Centrifuging container 2, corresponding to the FIGS. 2 and 3 embodiment form can be used in centrifuging unit 1, as it is shown in FIG. 1, in place of the centrifuging container 2 shown there. The procedure then is carried out in a way that corresponds to that which was previously explained with reference to FIG. 1.
As already mentioned at the outset, it is possible with the centrifuging containers depicted in the figures to fill the containers even at full operational rpm. This option is especially provided by the fact that the opening of outlet 13 starts directly on the wall of inlet 12, since these are positioned coaxial to each other. Only if the centrifuging container can be completely filled with liquid, particularly at the start of the centrifuging process, is it ensured that no pressure differences appear in the separation bowl 10. Otherwise, a suctioning out of liquid would make this practically impossible. Complete filling of the centrifuging container 2 with liquid is required in order to make possible suctioning out at full operational rpm. Such a complete filling of the centrifuging container with liquid is possible owing to the special configuration of the inlet and outlet directly in the area of axis 4 of the centrifuging container. As shown in the FIG. 2 embodiment form, the upper area of separation chamber 10 has a narrowed cross section and empties directly into outlet channel 13. The cross sectional dimension of this transition 42, viewed in the direction of rotational axis 4, is about 2 mm. But in the FIG. 4 embodiment form, this channel 47 is configured more distinctly, in that its length in the radial direction of rotational axis 4 is about 30 mm. In its basic design, the FIGS. 4 and 5 embodiment form corresponds to the FIG. 2 embodiment form, particularly in regard to the feed channel 38 and the first section 39 and second section 40. It is true that, in contrast to the FIG. 2 embodiment form, the connection point 27 between the second section 40 and the separation chamber is displaced farther radially outward until it is approximately at the outer container wall 7. Between the outlet point from the particular second section 40 and the inner side of outer container wall 7, a distance of only a few millimeters remains. This ensures that even the outer layers of the heavy separated components that collect in this area can be drawn off. Additionally, deflector pieces 48 are provided. They can, for example, be configured like scoops, as shown in FIG. 5. These are provided to impart turbulence to the liquid fed in from section 40 to separation chamber 10. Additionally, in the embodiment of FIG. 4, centrifuging container 7 is closed by a floor 49, in order to form the feed channel 38 in a simple manner. An insert piece 50 is adjoined to floor 49, which forms a part of the second section 40 of feed channel 38, serving as its boundary. Feed channel 38 is situated in an additional insert piece 51. In addition, this insert piece 51 connects the inner container wall 8, which is the boundary for separation chamber 10.

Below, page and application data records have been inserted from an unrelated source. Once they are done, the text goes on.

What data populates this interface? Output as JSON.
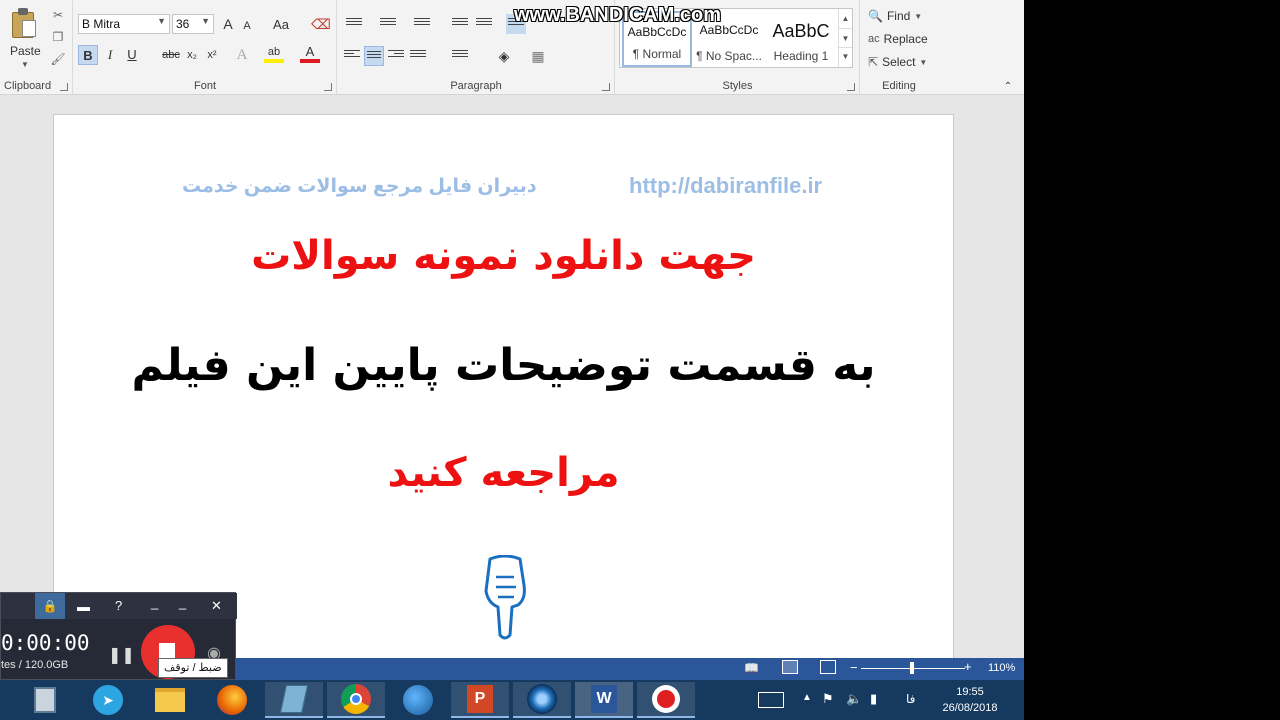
{
  "ribbon": {
    "clipboard": {
      "paste_label": "Paste",
      "group_label": "Clipboard"
    },
    "font": {
      "font_name": "B Mitra",
      "font_size": "36",
      "group_label": "Font",
      "bold": "B",
      "italic": "I",
      "underline": "U",
      "strike": "abc",
      "subscript": "x₂",
      "superscript": "x²",
      "grow": "A",
      "shrink": "A",
      "case": "Aa",
      "color_letter": "A",
      "highlight_letter": "ab"
    },
    "paragraph": {
      "group_label": "Paragraph"
    },
    "styles": {
      "group_label": "Styles",
      "items": [
        {
          "sample": "AaBbCcDc",
          "name": "¶ Normal"
        },
        {
          "sample": "AaBbCcDc",
          "name": "¶ No Spac..."
        },
        {
          "sample": "AaBbC",
          "name": "Heading 1"
        }
      ]
    },
    "editing": {
      "group_label": "Editing",
      "find": "Find",
      "replace": "Replace",
      "select": "Select"
    }
  },
  "watermark": "www.BANDICAM.com",
  "document": {
    "header_url": "http://dabiranfile.ir",
    "header_text": "دبیران فایل مرجع سوالات ضمن خدمت",
    "line1": "جهت دانلود نمونه سوالات",
    "line2": "به قسمت توضیحات پایین این فیلم",
    "line3": "مراجعه کنید"
  },
  "statusbar": {
    "zoom": "110%"
  },
  "recorder": {
    "timer": "0:00:00",
    "size": "tes / 120.0GB",
    "tooltip": "ضبط / توقف",
    "help": "?",
    "minimize": "_",
    "close": "✕"
  },
  "taskbar": {
    "clock_time": "19:55",
    "clock_date": "26/08/2018",
    "lang": "فا"
  },
  "colors": {
    "accent": "#2b579a",
    "taskbar": "#16395f",
    "red_text": "#ee1111",
    "header_blue": "#9cbde4"
  }
}
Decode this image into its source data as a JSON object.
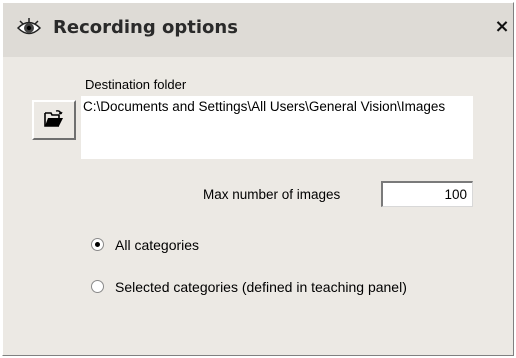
{
  "dialog": {
    "title": "Recording options",
    "title_icon": "eye-icon",
    "close_label": "×"
  },
  "destination": {
    "label": "Destination folder",
    "path": "C:\\Documents and Settings\\All Users\\General Vision\\Images",
    "browse_icon": "open-folder-icon"
  },
  "max_images": {
    "label": "Max number of images",
    "value": "100"
  },
  "categories": {
    "options": [
      {
        "label": "All categories",
        "selected": true
      },
      {
        "label": "Selected categories (defined in teaching panel)",
        "selected": false
      }
    ]
  },
  "colors": {
    "dialog_bg": "#ece9e4",
    "titlebar_bg": "#dedbd6"
  }
}
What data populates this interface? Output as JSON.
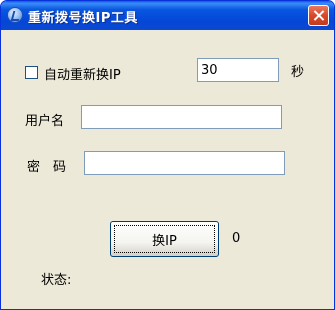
{
  "window": {
    "title": "重新拨号换IP工具",
    "colors": {
      "titlebar": "#0a55e0",
      "face": "#ece9d8",
      "close": "#d8482a"
    }
  },
  "auto_redial": {
    "label": "自动重新换IP",
    "checked": false,
    "interval_value": "30",
    "unit": "秒"
  },
  "username": {
    "label": "用户名",
    "value": ""
  },
  "password": {
    "label": "密　码",
    "value": ""
  },
  "action": {
    "button_label": "换IP",
    "count": "0"
  },
  "status": {
    "label": "状态:",
    "value": ""
  },
  "icons": {
    "app": "app-icon",
    "close": "close-icon"
  }
}
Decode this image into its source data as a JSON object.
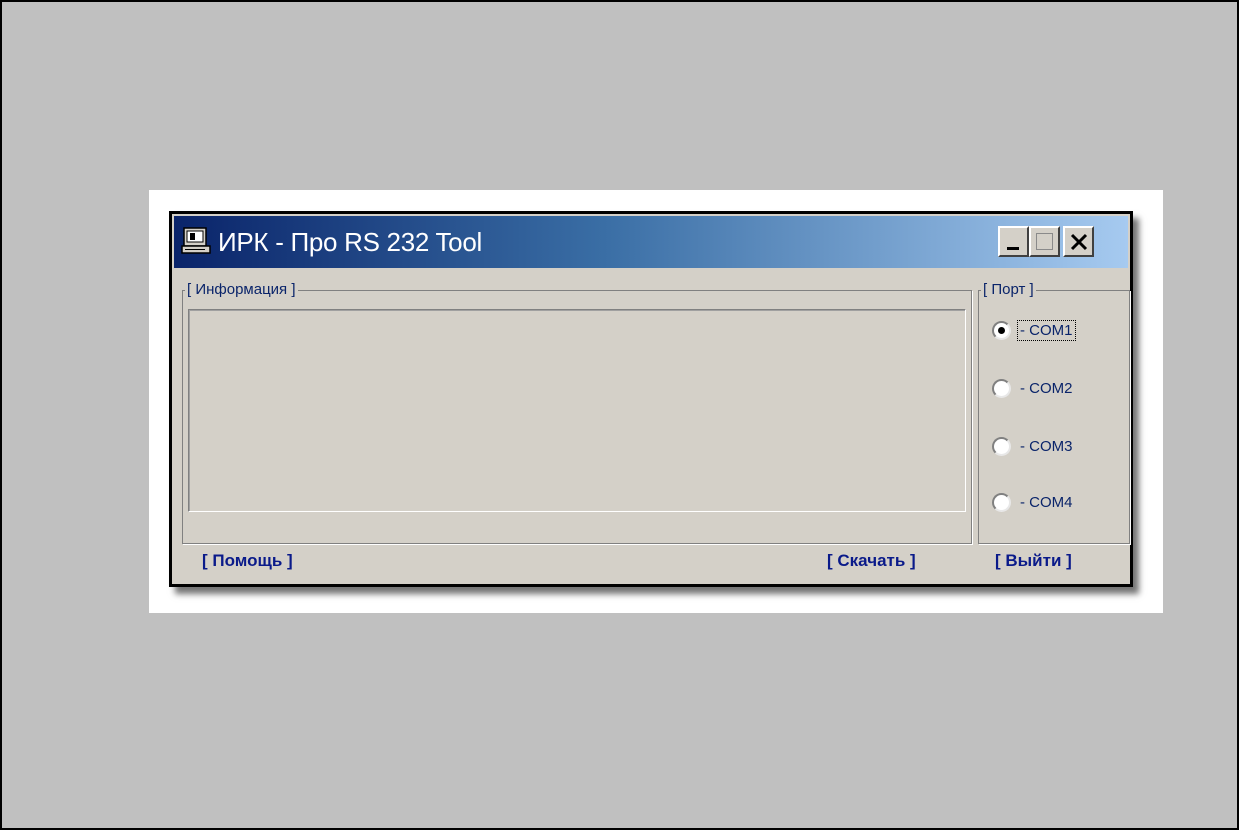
{
  "window": {
    "title": "ИРК - Про RS 232 Tool",
    "app_icon": "terminal-icon",
    "controls": {
      "minimize": "minimize-icon",
      "maximize": "maximize-icon",
      "close": "close-icon"
    }
  },
  "info": {
    "legend": "[ Информация ]",
    "content": ""
  },
  "port": {
    "legend": "[ Порт ]",
    "selected": "- COM1",
    "options": [
      {
        "label": "- COM1",
        "checked": true
      },
      {
        "label": "- COM2",
        "checked": false
      },
      {
        "label": "- COM3",
        "checked": false
      },
      {
        "label": "- COM4",
        "checked": false
      }
    ]
  },
  "footer": {
    "help": "[ Помощь ]",
    "download": "[ Скачать ]",
    "exit": "[ Выйти ]"
  },
  "colors": {
    "title_start": "#0a246a",
    "title_end": "#a6caf0",
    "window_bg": "#d4d0c8",
    "label_color": "#0a246a",
    "slide_bg": "#c0c0c0"
  }
}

As FIG. 6 shows, the channel configuration as per the FIG. 4 embodiment form is especially good at ensuring that only slight pressures need to be overcome to suction out separated components full rpms. This is due to the small distances of the transition from separation chamber 10 into outlet channel 13. FIG. 6 depicts five curves that relate to different rpm. The lowest curve represents the smallest rpm (4000 rpm), while the top curve represents the highest rpm (6000 rpm).

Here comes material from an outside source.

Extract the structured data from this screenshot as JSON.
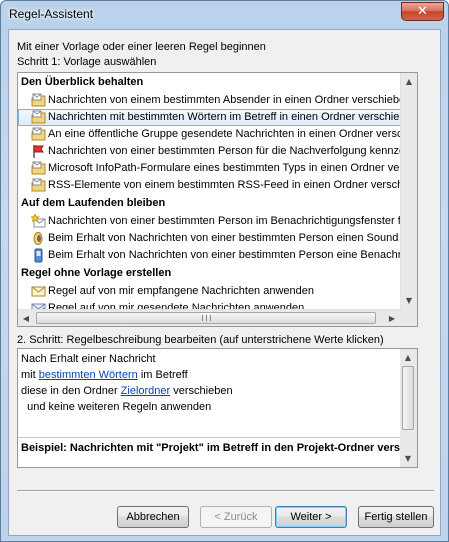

There has thus been shown and described a novel process for operating a centrifuging unit, and centrifuging unit for carrying out the process which fulfills all the objects and advantages sought therefor. Many changes, modifications, variations and other uses and applications of the subject invention will, however, become apparent to those skilled in the art after considering this specification and the accompanying drawings which disclose the preferred embodiments thereof. All such changes, modifications, variations and other uses and applications which do not depart from the spirit and scope of the invention are deemed to be covered by the invention, which is to be limited only by the claims which follow.